Zimbra Desktop

Zimbra’s approach to email is a little different than most other desktop clients. Just like a portable device, when you use multiple accounts you can view the inboxes either combined or separately. Emails are displayed as received or threaded. It comes with filters, tags and all the other normal email tools, along with the full control over reply addresses in the form of “personas”. Most users feel that it does a better job than Outlook for handling and organizing emails.

 

Zimbra resembles a mobile device regarding how it handles contacts and calendars. It syncs directly with online accounts and you can edit your contacts and appointments in Zimbra Desktop and the changes will appear online.

 

Zimbra Community 8.0

On March 11 of this year Zimbra released Zimbra Community 8.0, which is offered in different editions (free, standard and professional). A new addition to Zimbra Community is a free edition designed for small businesses and individuals who want to leverage the power of social communities to increase social marketing without an upfront investment. The free edition can provide businesses and individuals a solution to drive customer engagement, improve customer satisfaction and build employee loyalty.

 

“With the release of Zimbra Community Free Edition, organizations of all sizes can now benefit from our team’s experience of powering more than 3,000 communities globally to improve real-time employee and customer collaboration, support and engagement,” said Rob Howard, chief technology officer at Zimbra.

 

Key features of Zimbra Community 8.0 include advanced analytics that drive enhanced contextual search capabilities, a new mobile interface that enables users to be social everywhere and pre-built templates for fast and easy deployment. The new release extends the community to mobile users, making it possible to stay in touch while on the go.
“As a result of the mobile-first era, organizations demand tools to support users on the go. Plus, businesses are looking to deliver the power of social business networking in a quick and simple manner,” said Howard. “Our new release addresses both of these needs. Zimbra Community 8.0 provides a fast track to community engagement through pre-built templates that decrease costs and deployment time, and extends the community experience to mobile users, giving employees and consumers access to their social communities at any time, on any device.”

Litespeed

LiteSpeed is an information technology company, founded in 2002, that produces web server software that is specifically designed for high-traffic servers, like the ones for Internet service providers and corporate data centers.

 

LiteSpeed Web Server is the company’s main product. It is a lightweight proprietary web server, which is able to read Apache configurations directly. The software is commonly used together with web hosting control panels, where it replaces Apache as the web server. LiteSpeed Web Server is available for Linux, Mac OS X, Solaris and FreeBSD.

 

In May 2013, W3Techs reported that LiteSpeed was being used by 1.9% of all websites, making it the 4th most popular web server. This number was up from 1.5% in May 2012 and 1.1% in April 2011.

 

LiteSpeed Web Server has grown in popularity because it offers superior performance in both raw speed and scalability. It is six times faster than Apache. LiteSpeed also surpasses other well known content accelerators including thttpd, boa and TUX.

 

LiteSpeed Web Server 5.0
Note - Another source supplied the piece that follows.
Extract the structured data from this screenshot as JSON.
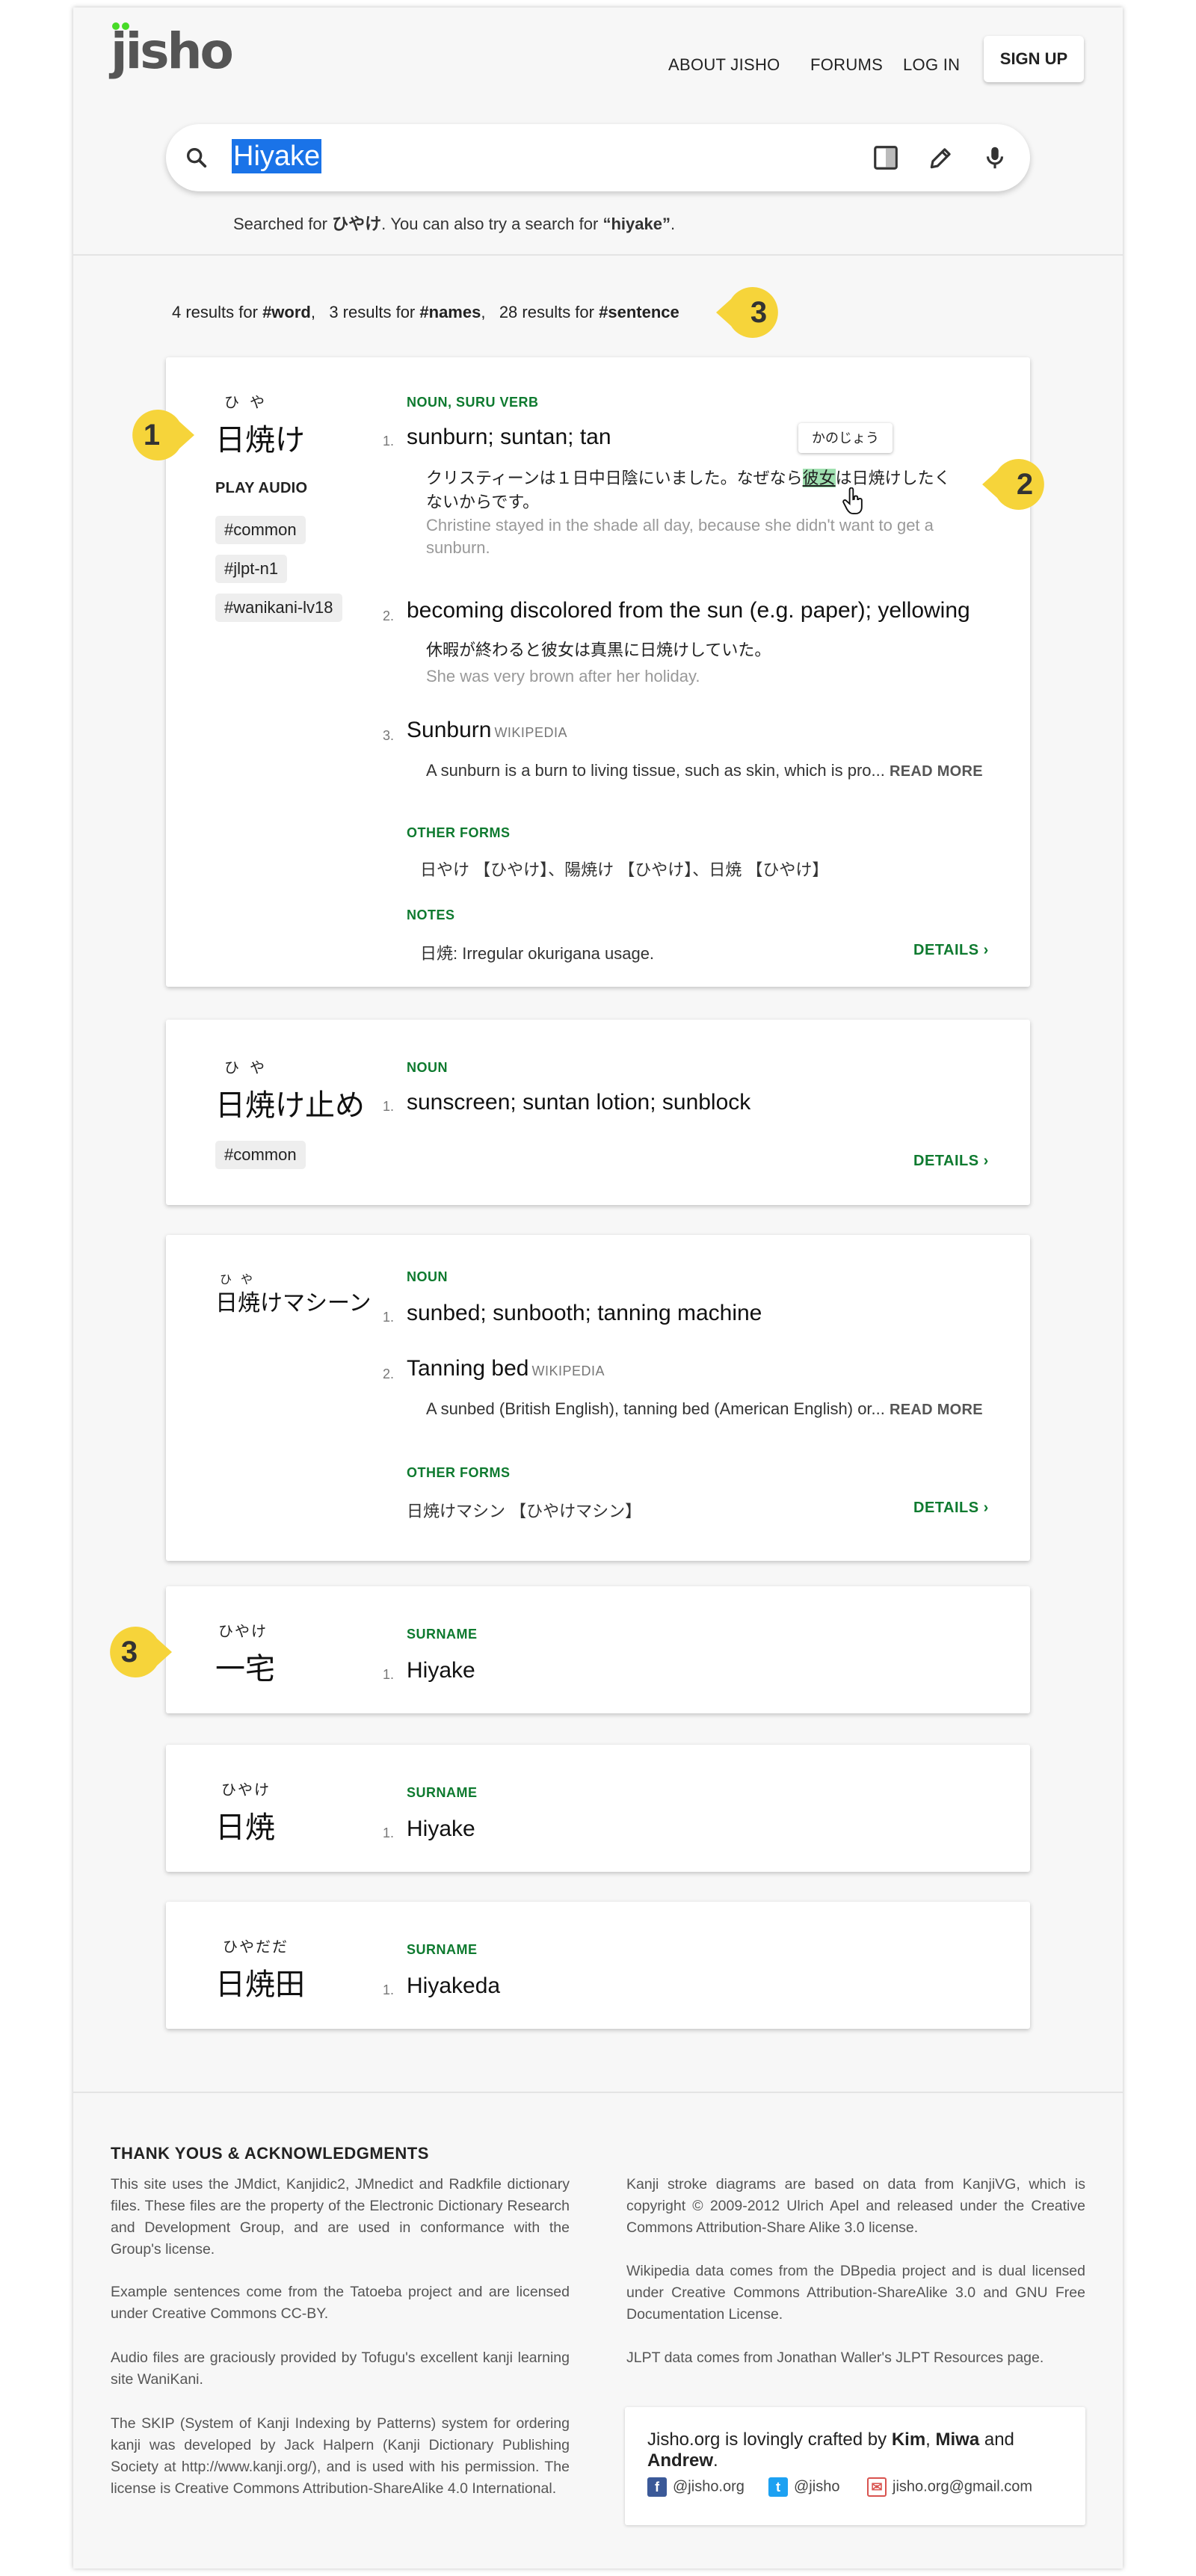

LiteSpeed Web Server 5.0 introduced ESI support. ESI, or Edge Side Includes, is a markup language that allows the user to break a page of dynamic content up into sections which can be served differently. Specifically, ESI allows for partial page caching so that parts of a page generated by a web application can be cached even it other parts of the page can’t. This improves web application performance by allowing for greater cache use.

 

With 5.0, the web server added a CPU Affinity setting, which binds a process to one or more CPUs. It is better for a process to always use the same CPU because then the process can make use of data left in CPU cache. If the process moves to a different CPU, there is no use of CPU cache and unnecessary overhead is required. The new CPU Affinity setting allows you to control how many CPUs your LiteSpeed Web Server processes will be bound to.